When my wife and I moved to Indiana 15 years ago, we settled in a rural area between Terre Haute (a fair-sized city of 70,000) and Brazil (a small town of 6,000). Our workplace was in Terre Haute, and our heart was in Brazil.
Even though we left a major city to move here, our hearts quickly developed a fondness, then a love, for Brazil. We settled in a church there and started frequenting the businesses and restaurants in Brazil, even though they were often more expensive than chain stores in Terre Haute.
We took to heart Jeremiah’s charge: “Seek the peace and prosperity of the city to which I have carried you into exile. Pray to the Lord for it, because if it prospers, you too will prosper” (29:7). Though we weren’t in exile, we began praying for the community and supported it however we could. Beyond our church, my wife and I have also developed a relationship with a ministry in town, which we try to bless physically and financially as we can.
God loves cities! Jesus wept over Jerusalem. And there is a spiritual dynamic that defines each community. Often intercessors who spend time praying for their communities will research the history to discern that spiritual dynamic.
God’s City Prayer Movement Plan
Recently I have been fascinated by what appears to be a growing move of God as He raises up citywide prayer movements across the country. In multiple locations, communities of varying size—often without any knowledge of God’s similar move-ment in other communities—are starting to see the same things happen. Churches are starting to pray together for their cities: Bellingham, WA; Altoona, PA; Nashville, TN; and Austin, TX, are a few places where unique city prayer movements are either stirring or in full swing.
A few years ago I had the privilege to attend a gathering of national prayer leaders in Austin, and we participated in a monthly all-city prayer meeting. More than 1,000 people showed up that night for a highly focused, dynamic, prayer meeting where people cried out for revival in Austin churches and a spiritual awakening in their city. I saw tremendous unity, humility, and love displayed among Baptist, Pentecostal, and other pastors from various streams of the Church.
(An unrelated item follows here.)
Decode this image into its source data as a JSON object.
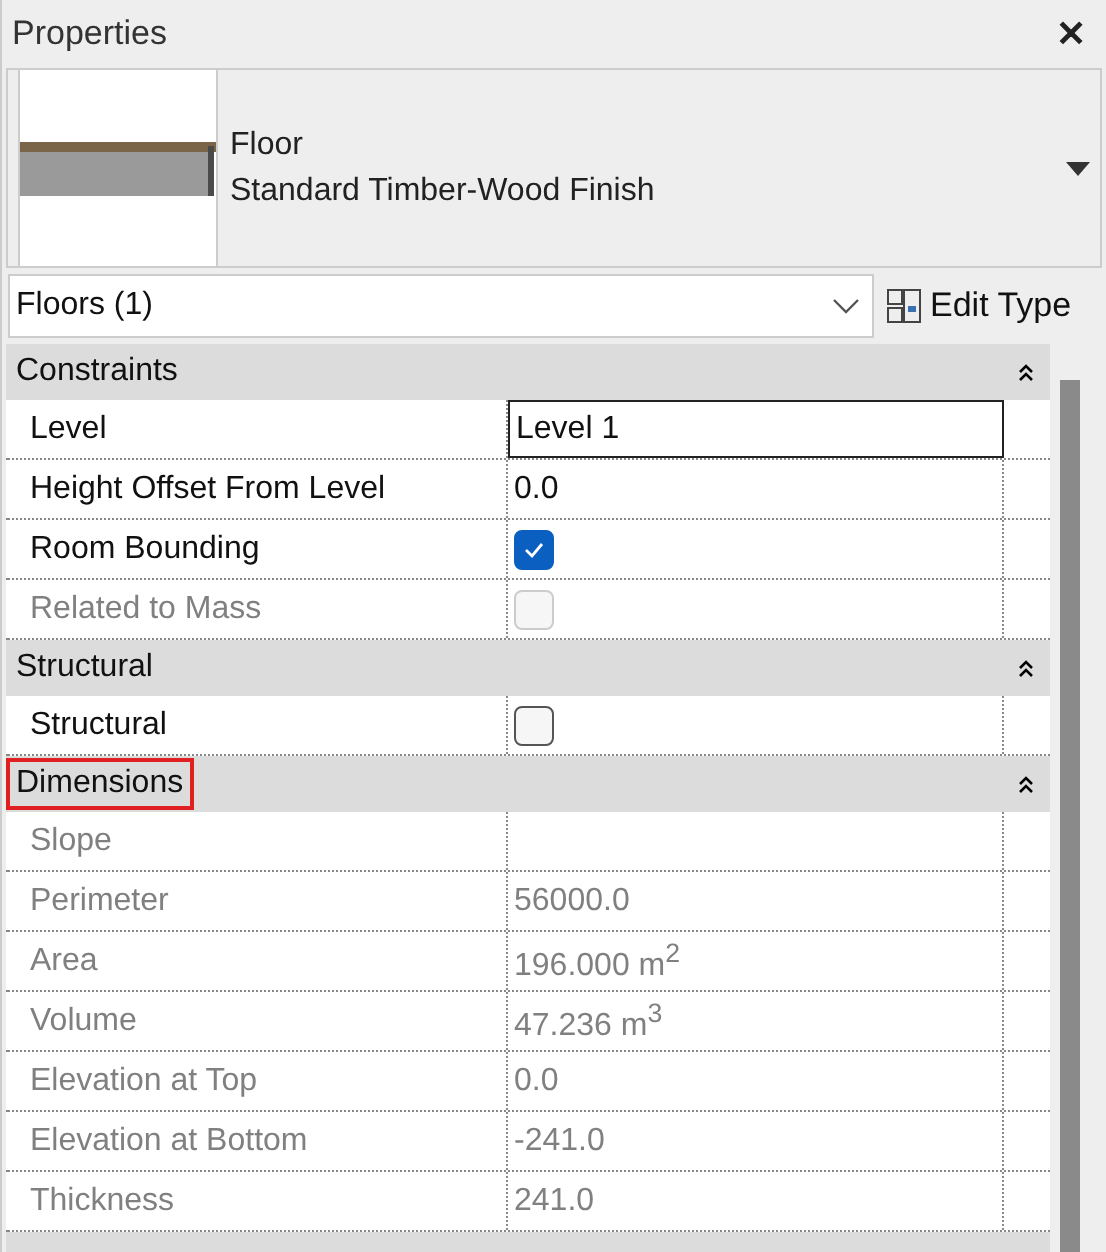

It inspired me so much that I soon started pursuing two leaders, Trey Kent and Kie Bowman, to write a book that would both tell about the ten-year journey of the Austin movement and show pastors how this could happen in any city.
Your city! Maybe Brazil, Indiana!
The resulting book is City of Prayer: Transform Your Community through Praying Churches. We are releasing the book this month and praying God uses it to fuel the hearts of pastors and prayer leaders across this nation. Be sure to get a copy through prayershop.org. Or get two and share one with your pastor!
Let’s love our communities through prayer.